At times it is difficult to pinpoint the reason why a business does not grow. The economy is often used as an excuse; other issues that are mentioned include a lack of resources, or “my customers don’t realize the value of my product/service”. Another excuse I hear is “I’m too tired”. In other words, I hear a litany of excuses which, almost always, point the problem to an uncontrollable factor, a factor removed from the owner of the business.
I began documenting this phenomena which I labeled “business rut” several years ago. I first defined it as an unexplainable “sickness” that engulfs many business owners, not just those that are starting out, but some that have been in business for decades. Our initial conversations were generally negative, and as I try to determine immediate family involvement in the business, I noticed that, in many cases, family life was just “tolerable”.
I am neither a psychologist nor mental counselor, but with further probing I found a trend that was common to many such clients. My so called “business rut” may be called a mild depression caused by a lack of “enthusiastic support”.

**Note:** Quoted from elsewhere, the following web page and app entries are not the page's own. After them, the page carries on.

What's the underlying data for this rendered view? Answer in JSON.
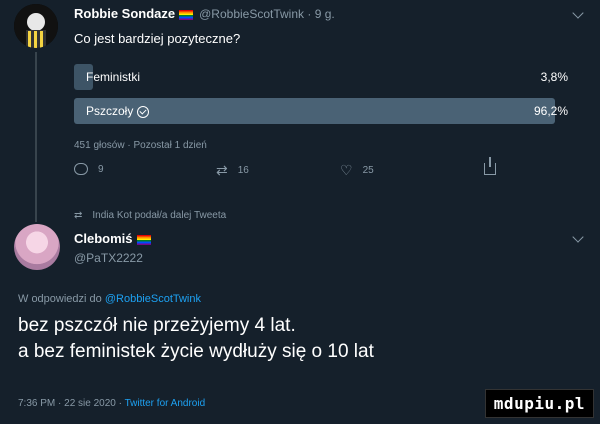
{
  "tweet": {
    "author_name": "Robbie Sondaze",
    "author_handle": "@RobbieScotTwink",
    "time_ago": "9 g.",
    "question": "Co jest bardziej pozyteczne?",
    "poll": [
      {
        "label": "Feministki",
        "percent": "3,8%",
        "fraction": 0.038,
        "winner": false
      },
      {
        "label": "Pszczoły",
        "percent": "96,2%",
        "fraction": 0.962,
        "winner": true
      }
    ],
    "poll_meta": "451 głosów · Pozostał 1 dzień",
    "replies": "9",
    "retweets": "16",
    "likes": "25",
    "retweet_note": "India Kot podał/a dalej Tweeta"
  },
  "reply": {
    "author_name": "Clebomiś",
    "author_handle": "@PaTX2222",
    "reply_to_prefix": "W odpowiedzi do",
    "reply_to_handle": "@RobbieScotTwink",
    "line1": "bez pszczół nie przeżyjemy 4 lat.",
    "line2": "a bez feministek życie wydłuży się o 10 lat",
    "timestamp": "7:36 PM · 22 sie 2020 ·",
    "client": "Twitter for Android"
  },
  "watermark": "mdupiu.pl",
  "colors": {
    "background": "#15202b",
    "muted": "#8899a6",
    "link": "#1da1f2",
    "poll_bar": "#4a6275"
  },
  "icons": {
    "reply": "reply-icon",
    "retweet": "retweet-icon",
    "like": "heart-icon",
    "share": "share-icon",
    "more": "chevron-down-icon",
    "poll_winner": "check-icon"
  }
}
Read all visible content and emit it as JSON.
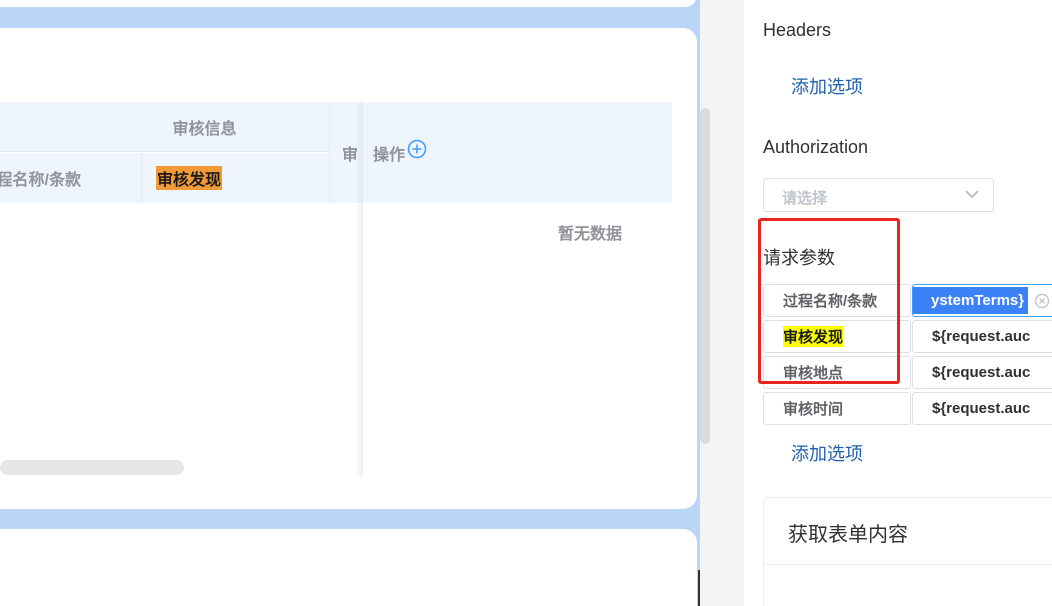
{
  "table": {
    "group_header": "审核信息",
    "col1_header": "程名称/条款",
    "col2_header": "审核发现",
    "col3_header": "审",
    "operation_header": "操作",
    "empty_text": "暂无数据"
  },
  "panel": {
    "headers_title": "Headers",
    "headers_add": "添加选项",
    "auth_title": "Authorization",
    "auth_placeholder": "请选择",
    "params_title": "请求参数",
    "params": [
      {
        "key": "过程名称/条款",
        "value": "ystemTerms}"
      },
      {
        "key": "审核发现",
        "value": "${request.auc"
      },
      {
        "key": "审核地点",
        "value": "${request.auc"
      },
      {
        "key": "审核时间",
        "value": "${request.auc"
      }
    ],
    "params_add": "添加选项",
    "form_card_title": "获取表单内容"
  },
  "colors": {
    "accent": "#409eff",
    "link": "#1f5fb0",
    "highlight_orange": "#f39a38",
    "highlight_yellow": "#fbff00",
    "annotation_red": "#e8261f",
    "canvas_blue": "#b9d6f6"
  }
}
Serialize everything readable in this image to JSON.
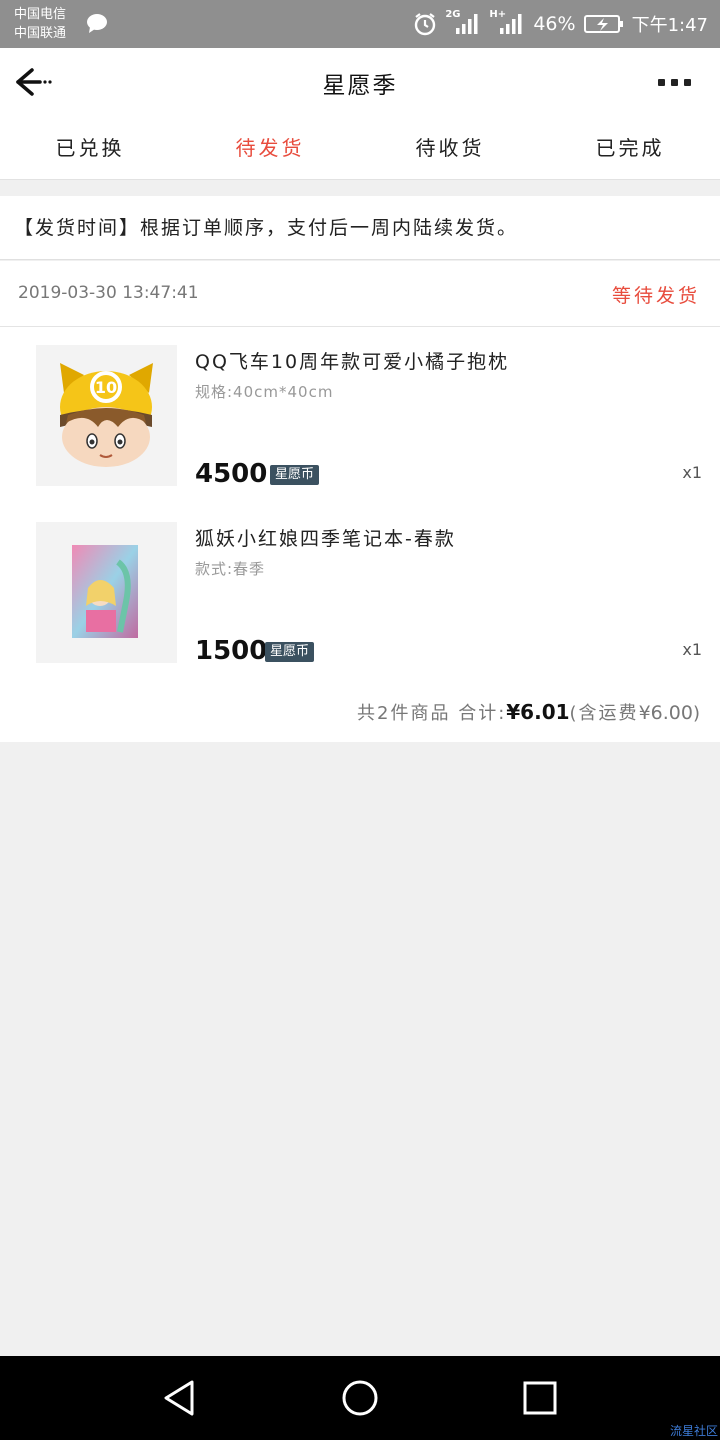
{
  "status_bar": {
    "carrier1": "中国电信",
    "carrier2": "中国联通",
    "network_2g": "2G",
    "network_h": "H+",
    "battery": "46%",
    "time": "下午1:47"
  },
  "header": {
    "title": "星愿季"
  },
  "tabs": [
    {
      "label": "已兑换",
      "active": false
    },
    {
      "label": "待发货",
      "active": true
    },
    {
      "label": "待收货",
      "active": false
    },
    {
      "label": "已完成",
      "active": false
    }
  ],
  "notice": "【发货时间】根据订单顺序，支付后一周内陆续发货。",
  "order": {
    "time": "2019-03-30 13:47:41",
    "status": "等待发货",
    "products": [
      {
        "name": "QQ飞车10周年款可爱小橘子抱枕",
        "spec": "规格:40cm*40cm",
        "price": "4500",
        "coin": "星愿币",
        "qty": "x1"
      },
      {
        "name": "狐妖小红娘四季笔记本-春款",
        "spec": "款式:春季",
        "price": "1500",
        "coin": "星愿币",
        "qty": "x1"
      }
    ],
    "summary": {
      "prefix": "共2件商品 合计:",
      "total": "¥6.01",
      "shipping_prefix": "(含运费",
      "shipping": "¥6.00",
      "shipping_suffix": ")"
    }
  },
  "watermark": "流星社区",
  "colors": {
    "accent": "#e84c3d",
    "coin_badge": "#3b5160",
    "status_bar": "#8f8f8f"
  }
}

I am a strong advocate for running your own business, but not everyone can run a business alone. A tag line I use is “be in business for yourself but not by yourself”. It’s hard to climb out of a deep hole unless someone else throws you a rope or lowers a ladder.
Pride or a fear of appearing unable to grow a business, are two of the major reasons, I believe, as to why business owners refuse to grab the rope or climb the ladder. Whether the person that is willing to help is a paid consultant or a retired business executive offering free help, the rejection is the same.
Nobody can talk someone else into doing something, especially in their business, unless the owner is willing to open his heart and mind and take a risk with the rope and ladder.
Leadership is knowing when to ask for help and accepting the help when offered.
Nick J. Petra CFP Visit www.strategicduck.com
Make it a successful today!